Involve Technical Universities in AfCFTA Implementation – STU Council Chair
Ing. Dr. Kwame Agyeman Boakye, Chairman of the Sunyani Technical University (STU) Governing Council, says technical universities must be deeply involved in Ghana’s drive to take advantage of the African Continental Free Trade Area (AfCFTA), the flagship programme aimed at boosting intra-African trade. In his view, since Ghana’s Technical Universities are strategically positioned throughout the country, they are the natural technology nodes for national development.
“Thus, properly oriented, they could be major promoters and catalysts for any national development thrusts such as the Government’s One District, One Factory, One Village, One Dam, One Household, One Toilet, or in general 1X1Y, as well as become a strong platform for Ghana Beyond Aid”, he said this at the 15th Congregation of STU held over the weekend.
Ing Dr Boakye stated that where there is no production, trade soon becomes empty, the capabilities of the technical universities can also be applied to help to break the African paradox of the coexistence of wealth and poverty by adding value to the variety of mineral and natural resources that abound in Ghana and across the whole continent, even beyond AfCFTA.
He said: "By doing so we will simultaneously address the challenge of Africa having the youngest population among all continents with a high percentage of talented youth, but without the capacity to optimally convert the abundant stock of energy to employable skills."
"To help the Technical Universities to successfully play their national role, we must work consciously to ensure that they are appropriately directed, resourced, supported, and managed. Among others, they require modern practical training centers and facilities in support of their mission", the STU Council chair further noted.
He also said collaboration with industry is critical as both lecturers and students need opportunities for industrial experience, adding that "workshops and conferences in science, technology, engineering, and innovation-related areas can help to update knowledge on current developments in industry relevant to academic work and equip faculty with the needed skills and knowledge to teach and ensure that students become competitive in the job market on completion of their program of study.”
According to Ing. Dr. Boakye, Technical Universities are expected to offer students the requisite practical training in specific disciplines that would mold them into resourceful innovators and entrepreneurs.
He said the education is expected to be practical and forward-looking in approach, to train students who can create jobs rather than rely on the Government for employment, and as such TVET has long been acknowledged as a vital part of human resource development and a critical tool for socio-economic development.

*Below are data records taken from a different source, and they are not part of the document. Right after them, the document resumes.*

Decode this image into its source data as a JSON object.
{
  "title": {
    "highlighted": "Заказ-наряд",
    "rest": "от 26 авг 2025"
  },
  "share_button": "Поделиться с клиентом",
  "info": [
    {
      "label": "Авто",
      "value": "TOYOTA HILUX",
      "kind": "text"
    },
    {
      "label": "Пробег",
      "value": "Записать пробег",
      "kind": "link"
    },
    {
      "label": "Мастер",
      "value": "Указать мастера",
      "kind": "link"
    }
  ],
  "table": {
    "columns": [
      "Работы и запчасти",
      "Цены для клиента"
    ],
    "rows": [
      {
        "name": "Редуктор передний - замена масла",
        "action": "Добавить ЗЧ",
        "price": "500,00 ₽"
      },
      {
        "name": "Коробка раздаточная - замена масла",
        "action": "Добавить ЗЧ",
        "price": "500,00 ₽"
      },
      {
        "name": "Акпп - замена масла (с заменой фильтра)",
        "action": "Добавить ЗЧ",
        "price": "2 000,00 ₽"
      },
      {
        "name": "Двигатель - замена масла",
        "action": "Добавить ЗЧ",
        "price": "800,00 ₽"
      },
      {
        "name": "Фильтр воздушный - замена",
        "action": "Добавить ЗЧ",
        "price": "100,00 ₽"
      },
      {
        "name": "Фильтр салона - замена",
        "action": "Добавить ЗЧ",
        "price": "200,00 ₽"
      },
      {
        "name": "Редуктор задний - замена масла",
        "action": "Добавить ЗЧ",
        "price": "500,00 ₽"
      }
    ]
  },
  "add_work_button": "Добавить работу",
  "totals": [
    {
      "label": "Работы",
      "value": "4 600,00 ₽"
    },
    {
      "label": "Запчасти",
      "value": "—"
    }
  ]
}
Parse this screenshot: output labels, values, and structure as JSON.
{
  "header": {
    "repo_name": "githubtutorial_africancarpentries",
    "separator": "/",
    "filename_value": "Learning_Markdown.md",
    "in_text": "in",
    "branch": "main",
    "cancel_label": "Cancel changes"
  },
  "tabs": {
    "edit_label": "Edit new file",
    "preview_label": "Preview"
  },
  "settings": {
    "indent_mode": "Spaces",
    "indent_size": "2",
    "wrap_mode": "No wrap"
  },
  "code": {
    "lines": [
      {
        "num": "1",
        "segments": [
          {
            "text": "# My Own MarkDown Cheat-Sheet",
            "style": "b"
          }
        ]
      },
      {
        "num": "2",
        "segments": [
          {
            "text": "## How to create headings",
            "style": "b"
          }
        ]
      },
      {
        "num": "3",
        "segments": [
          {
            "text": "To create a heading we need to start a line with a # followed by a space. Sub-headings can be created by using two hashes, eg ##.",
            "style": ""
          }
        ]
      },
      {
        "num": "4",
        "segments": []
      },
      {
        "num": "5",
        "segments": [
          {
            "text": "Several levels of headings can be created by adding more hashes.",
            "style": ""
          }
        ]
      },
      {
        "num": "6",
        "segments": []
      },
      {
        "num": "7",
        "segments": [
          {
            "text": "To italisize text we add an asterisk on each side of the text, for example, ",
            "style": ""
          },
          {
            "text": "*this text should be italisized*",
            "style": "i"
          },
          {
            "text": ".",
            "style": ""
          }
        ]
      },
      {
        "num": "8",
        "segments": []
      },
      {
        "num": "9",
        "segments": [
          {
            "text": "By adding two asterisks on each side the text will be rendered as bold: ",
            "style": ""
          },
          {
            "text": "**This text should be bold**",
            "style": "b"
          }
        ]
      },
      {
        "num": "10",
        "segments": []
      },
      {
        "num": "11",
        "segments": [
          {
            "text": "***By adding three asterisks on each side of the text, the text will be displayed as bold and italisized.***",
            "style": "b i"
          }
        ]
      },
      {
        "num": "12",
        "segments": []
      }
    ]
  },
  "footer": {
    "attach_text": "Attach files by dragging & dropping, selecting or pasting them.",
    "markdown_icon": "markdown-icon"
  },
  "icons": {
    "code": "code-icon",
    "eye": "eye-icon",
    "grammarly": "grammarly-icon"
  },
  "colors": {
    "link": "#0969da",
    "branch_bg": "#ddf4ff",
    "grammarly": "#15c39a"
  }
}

"Furthermore, it can be a significant driver in achieving the UN Sustainable Development Goals (SDGs), such as reducing poverty, expanding opportunities for lifelong learning, and creating jobs and decent work for all", he stated.
"The Technical Universities are, therefore, expected to play a major national role in promoting and leading the practical application of Science, Technology, and Engineering in Ghana. These, undoubtedly, are the critical drivers for the socio-economic development of any country and have helped to transform societies to provide significantly improved living conditions" he again said.
Thus, our Technical Universities should be in the lead to make Ghana modern and competitive on the global level. This, I view as a national duty that we at STU and the other Technical Universities must continuously rededicate ourselves to. There is no better occasion than Congregation to remind ourselves of that commitment.